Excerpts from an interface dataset
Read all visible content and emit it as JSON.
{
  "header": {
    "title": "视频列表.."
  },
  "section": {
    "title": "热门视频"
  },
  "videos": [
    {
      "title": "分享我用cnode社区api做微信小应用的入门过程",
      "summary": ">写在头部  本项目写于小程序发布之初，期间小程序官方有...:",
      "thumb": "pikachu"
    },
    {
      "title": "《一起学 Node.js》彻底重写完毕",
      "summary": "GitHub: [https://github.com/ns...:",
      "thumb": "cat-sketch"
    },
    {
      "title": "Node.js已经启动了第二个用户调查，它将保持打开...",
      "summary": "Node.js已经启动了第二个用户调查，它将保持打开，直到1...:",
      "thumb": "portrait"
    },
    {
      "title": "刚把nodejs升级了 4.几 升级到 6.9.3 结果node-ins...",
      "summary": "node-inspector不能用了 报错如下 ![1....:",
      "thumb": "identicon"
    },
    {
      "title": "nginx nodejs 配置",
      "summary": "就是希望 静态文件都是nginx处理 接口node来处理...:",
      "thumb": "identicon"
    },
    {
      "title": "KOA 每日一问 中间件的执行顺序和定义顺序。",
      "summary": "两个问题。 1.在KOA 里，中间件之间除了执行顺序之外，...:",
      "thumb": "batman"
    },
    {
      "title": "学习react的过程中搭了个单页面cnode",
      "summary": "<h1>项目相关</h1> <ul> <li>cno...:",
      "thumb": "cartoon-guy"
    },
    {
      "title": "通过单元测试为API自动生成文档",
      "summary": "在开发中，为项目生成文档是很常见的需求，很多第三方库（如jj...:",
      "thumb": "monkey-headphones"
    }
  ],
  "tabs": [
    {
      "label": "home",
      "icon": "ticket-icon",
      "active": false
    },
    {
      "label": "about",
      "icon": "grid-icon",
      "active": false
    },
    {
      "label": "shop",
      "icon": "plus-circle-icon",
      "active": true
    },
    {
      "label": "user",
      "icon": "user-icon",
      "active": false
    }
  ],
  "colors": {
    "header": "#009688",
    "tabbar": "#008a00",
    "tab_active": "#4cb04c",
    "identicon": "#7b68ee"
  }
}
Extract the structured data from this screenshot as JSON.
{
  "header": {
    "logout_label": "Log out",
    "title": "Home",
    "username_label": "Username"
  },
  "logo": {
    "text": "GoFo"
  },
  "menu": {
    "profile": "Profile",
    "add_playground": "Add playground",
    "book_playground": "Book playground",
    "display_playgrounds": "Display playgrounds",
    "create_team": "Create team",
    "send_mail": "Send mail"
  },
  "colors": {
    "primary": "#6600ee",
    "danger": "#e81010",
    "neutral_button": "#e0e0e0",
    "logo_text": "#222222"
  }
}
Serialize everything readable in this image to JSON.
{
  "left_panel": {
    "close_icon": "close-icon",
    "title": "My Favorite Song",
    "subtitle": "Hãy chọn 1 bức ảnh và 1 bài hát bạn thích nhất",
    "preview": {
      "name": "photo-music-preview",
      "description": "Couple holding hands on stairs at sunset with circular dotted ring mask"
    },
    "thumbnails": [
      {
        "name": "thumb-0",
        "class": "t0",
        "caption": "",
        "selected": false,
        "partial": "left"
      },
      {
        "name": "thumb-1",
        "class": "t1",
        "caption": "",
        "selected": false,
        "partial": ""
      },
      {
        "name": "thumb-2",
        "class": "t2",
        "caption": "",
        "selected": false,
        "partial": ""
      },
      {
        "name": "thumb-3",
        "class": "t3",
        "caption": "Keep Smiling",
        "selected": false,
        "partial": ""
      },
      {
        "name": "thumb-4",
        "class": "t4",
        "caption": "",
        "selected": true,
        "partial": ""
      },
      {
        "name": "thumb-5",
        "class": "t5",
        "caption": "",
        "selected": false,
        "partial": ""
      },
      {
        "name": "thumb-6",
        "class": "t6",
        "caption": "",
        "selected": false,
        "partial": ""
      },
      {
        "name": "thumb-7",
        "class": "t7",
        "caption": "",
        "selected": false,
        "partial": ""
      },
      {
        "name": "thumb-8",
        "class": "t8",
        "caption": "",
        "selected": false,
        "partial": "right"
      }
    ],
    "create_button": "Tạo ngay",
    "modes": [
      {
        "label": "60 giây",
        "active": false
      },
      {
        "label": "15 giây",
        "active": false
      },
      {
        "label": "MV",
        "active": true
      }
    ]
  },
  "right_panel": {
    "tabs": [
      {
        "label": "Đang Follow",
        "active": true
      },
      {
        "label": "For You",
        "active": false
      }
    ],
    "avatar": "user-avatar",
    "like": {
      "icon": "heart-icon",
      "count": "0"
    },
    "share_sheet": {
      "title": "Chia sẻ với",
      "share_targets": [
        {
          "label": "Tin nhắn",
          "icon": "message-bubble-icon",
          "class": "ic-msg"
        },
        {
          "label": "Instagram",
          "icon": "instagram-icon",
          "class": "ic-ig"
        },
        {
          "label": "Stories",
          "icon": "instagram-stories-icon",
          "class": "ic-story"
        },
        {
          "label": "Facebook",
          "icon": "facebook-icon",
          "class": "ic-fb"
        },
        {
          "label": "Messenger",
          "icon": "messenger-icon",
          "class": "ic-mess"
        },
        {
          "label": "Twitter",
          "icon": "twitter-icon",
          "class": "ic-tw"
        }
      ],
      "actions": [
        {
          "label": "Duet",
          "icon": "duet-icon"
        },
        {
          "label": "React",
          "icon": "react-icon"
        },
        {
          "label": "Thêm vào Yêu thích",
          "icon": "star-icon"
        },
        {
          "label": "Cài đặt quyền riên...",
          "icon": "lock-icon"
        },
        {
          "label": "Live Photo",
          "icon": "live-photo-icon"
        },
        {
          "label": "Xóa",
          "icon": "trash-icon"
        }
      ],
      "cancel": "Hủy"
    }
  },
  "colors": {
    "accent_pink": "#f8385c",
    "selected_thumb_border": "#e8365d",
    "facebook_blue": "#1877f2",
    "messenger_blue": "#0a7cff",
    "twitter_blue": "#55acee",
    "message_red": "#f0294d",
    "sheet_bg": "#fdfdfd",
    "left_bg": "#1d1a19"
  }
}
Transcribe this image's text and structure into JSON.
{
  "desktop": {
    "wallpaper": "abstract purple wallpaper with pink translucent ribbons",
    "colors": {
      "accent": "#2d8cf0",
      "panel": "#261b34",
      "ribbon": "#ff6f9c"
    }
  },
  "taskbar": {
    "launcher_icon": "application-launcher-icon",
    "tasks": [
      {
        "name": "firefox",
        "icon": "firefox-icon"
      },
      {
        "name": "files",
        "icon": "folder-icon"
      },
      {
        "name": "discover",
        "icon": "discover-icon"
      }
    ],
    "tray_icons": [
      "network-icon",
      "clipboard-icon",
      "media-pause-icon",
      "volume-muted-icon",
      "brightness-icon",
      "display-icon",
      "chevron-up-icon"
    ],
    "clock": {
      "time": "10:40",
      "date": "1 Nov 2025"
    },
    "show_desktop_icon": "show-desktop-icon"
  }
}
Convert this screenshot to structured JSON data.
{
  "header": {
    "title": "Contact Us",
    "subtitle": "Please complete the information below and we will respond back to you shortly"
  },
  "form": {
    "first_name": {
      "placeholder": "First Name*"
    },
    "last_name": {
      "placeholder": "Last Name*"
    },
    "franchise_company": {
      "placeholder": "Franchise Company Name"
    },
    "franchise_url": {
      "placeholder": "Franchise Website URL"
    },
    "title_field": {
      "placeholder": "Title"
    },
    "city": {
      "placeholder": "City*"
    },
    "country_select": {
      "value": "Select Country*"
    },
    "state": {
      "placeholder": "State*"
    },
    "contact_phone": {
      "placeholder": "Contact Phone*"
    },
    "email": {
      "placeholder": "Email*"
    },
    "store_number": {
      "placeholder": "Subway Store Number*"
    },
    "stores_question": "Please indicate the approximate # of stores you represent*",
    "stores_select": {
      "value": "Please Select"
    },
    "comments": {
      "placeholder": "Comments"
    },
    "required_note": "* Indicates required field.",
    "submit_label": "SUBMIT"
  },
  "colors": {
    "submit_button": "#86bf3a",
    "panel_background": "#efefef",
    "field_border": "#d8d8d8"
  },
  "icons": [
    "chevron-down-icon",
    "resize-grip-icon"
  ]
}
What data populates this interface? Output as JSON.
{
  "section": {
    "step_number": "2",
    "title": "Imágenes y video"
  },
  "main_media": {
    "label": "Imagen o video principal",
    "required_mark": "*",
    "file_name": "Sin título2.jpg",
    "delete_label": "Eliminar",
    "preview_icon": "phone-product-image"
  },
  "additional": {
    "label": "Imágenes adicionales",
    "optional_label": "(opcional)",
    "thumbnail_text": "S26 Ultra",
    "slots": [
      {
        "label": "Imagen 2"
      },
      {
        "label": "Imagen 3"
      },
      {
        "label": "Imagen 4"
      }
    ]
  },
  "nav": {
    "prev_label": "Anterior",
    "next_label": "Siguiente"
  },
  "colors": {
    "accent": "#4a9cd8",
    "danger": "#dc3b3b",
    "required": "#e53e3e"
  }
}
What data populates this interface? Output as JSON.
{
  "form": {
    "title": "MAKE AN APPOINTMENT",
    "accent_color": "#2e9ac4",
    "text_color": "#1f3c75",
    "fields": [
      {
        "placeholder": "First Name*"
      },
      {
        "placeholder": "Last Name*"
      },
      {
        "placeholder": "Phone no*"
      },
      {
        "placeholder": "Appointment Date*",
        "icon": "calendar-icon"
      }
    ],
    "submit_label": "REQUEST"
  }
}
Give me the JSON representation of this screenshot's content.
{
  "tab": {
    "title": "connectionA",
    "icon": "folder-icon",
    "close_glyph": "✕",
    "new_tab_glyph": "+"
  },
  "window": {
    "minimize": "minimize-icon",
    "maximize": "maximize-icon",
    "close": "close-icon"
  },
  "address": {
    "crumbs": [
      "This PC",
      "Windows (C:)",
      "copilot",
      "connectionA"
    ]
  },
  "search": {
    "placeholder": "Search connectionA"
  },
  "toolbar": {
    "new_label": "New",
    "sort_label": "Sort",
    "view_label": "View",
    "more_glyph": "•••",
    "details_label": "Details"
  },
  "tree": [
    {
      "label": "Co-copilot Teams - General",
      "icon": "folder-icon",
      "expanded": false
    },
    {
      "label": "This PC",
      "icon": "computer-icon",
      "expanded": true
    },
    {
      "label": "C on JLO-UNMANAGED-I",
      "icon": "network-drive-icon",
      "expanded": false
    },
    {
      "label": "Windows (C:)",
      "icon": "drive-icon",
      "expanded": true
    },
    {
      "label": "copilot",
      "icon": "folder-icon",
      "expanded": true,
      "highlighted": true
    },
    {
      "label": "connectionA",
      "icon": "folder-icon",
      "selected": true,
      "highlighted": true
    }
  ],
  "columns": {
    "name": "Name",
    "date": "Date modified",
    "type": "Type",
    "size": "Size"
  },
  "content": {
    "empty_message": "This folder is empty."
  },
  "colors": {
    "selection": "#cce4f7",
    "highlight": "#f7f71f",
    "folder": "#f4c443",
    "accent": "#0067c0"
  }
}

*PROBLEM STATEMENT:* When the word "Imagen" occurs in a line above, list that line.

*FINISHED TASK:*
    "label": "Imagen o video principal",
        "label": "Imagen 2"
        "label": "Imagen 3"
        "label": "Imagen 4"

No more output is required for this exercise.